» TASK TO CARRY OUT
Exclude all pictures from your copy of the data below, which should otherwise match exactly.

» EXTRACTED ENTRIES

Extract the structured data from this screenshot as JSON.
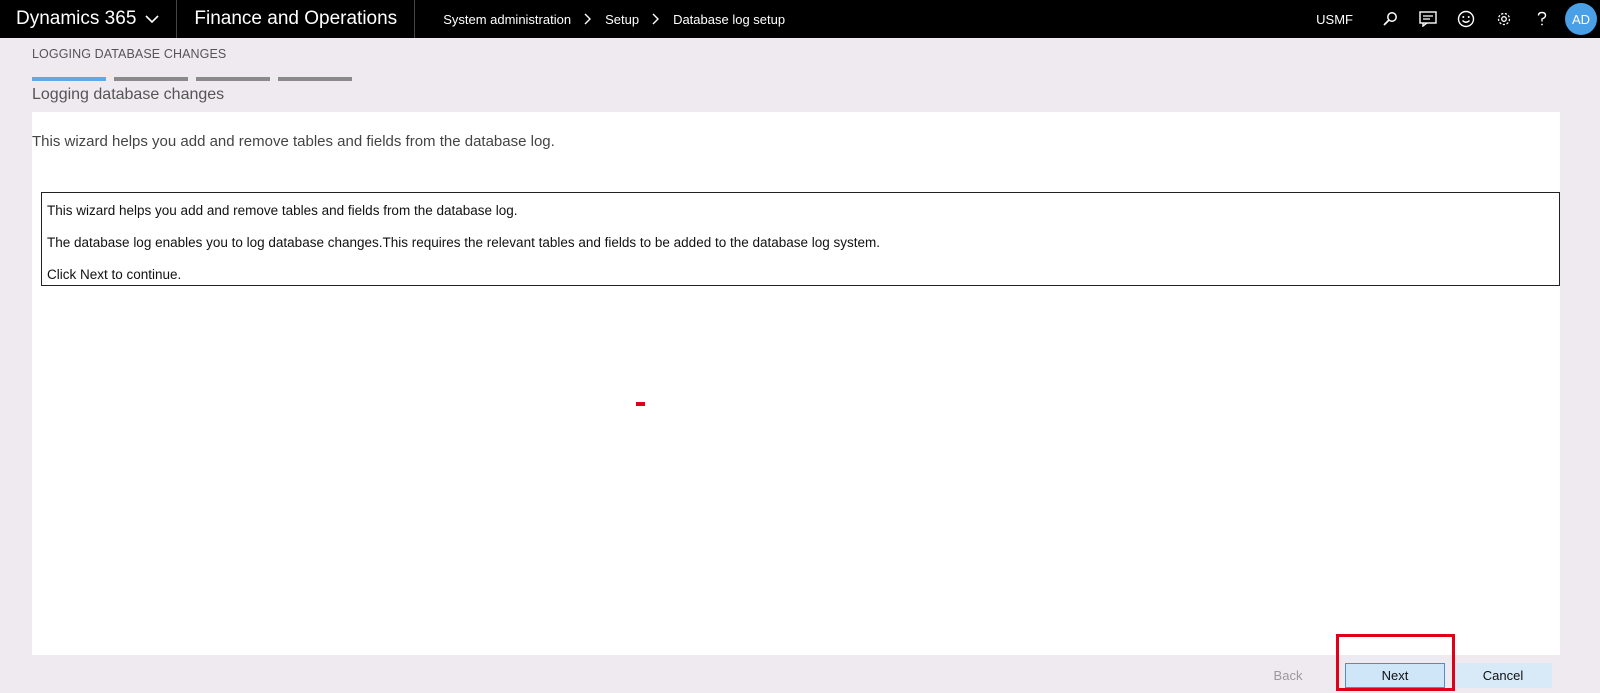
{
  "topbar": {
    "brand": "Dynamics 365",
    "module": "Finance and Operations",
    "breadcrumb": [
      "System administration",
      "Setup",
      "Database log setup"
    ],
    "company": "USMF",
    "avatar_initials": "AD",
    "icons": [
      "search-icon",
      "message-icon",
      "smiley-icon",
      "gear-icon",
      "help-icon"
    ]
  },
  "wizard": {
    "caption": "LOGGING DATABASE CHANGES",
    "steps_total": 4,
    "active_step": 1,
    "title": "Logging database changes",
    "intro": "This wizard helps you add and remove tables and fields from the database log.",
    "info_lines": [
      "This wizard helps you add and remove tables and fields from the database log.",
      "The database log enables you to log database changes.This requires the relevant tables and fields to be added to the database log system.",
      "Click Next to continue."
    ]
  },
  "buttons": {
    "back": "Back",
    "next": "Next",
    "cancel": "Cancel"
  },
  "colors": {
    "accent": "#5ea9e8",
    "highlight": "#e0001a"
  }
}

» SOLUTION TO THIS TASK
Extract the structured data from this screenshot as JSON.
{
  "topbar": {
    "brand": "Dynamics 365",
    "module": "Finance and Operations",
    "breadcrumb": [
      "System administration",
      "Setup",
      "Database log setup"
    ],
    "company": "USMF",
    "avatar_initials": "AD",
    "icons": [
      "search-icon",
      "message-icon",
      "smiley-icon",
      "gear-icon",
      "help-icon"
    ]
  },
  "wizard": {
    "caption": "LOGGING DATABASE CHANGES",
    "steps_total": 4,
    "active_step": 1,
    "title": "Logging database changes",
    "intro": "This wizard helps you add and remove tables and fields from the database log.",
    "info_lines": [
      "This wizard helps you add and remove tables and fields from the database log.",
      "The database log enables you to log database changes.This requires the relevant tables and fields to be added to the database log system.",
      "Click Next to continue."
    ]
  },
  "buttons": {
    "back": "Back",
    "next": "Next",
    "cancel": "Cancel"
  },
  "colors": {
    "accent": "#5ea9e8",
    "highlight": "#e0001a"
  }
}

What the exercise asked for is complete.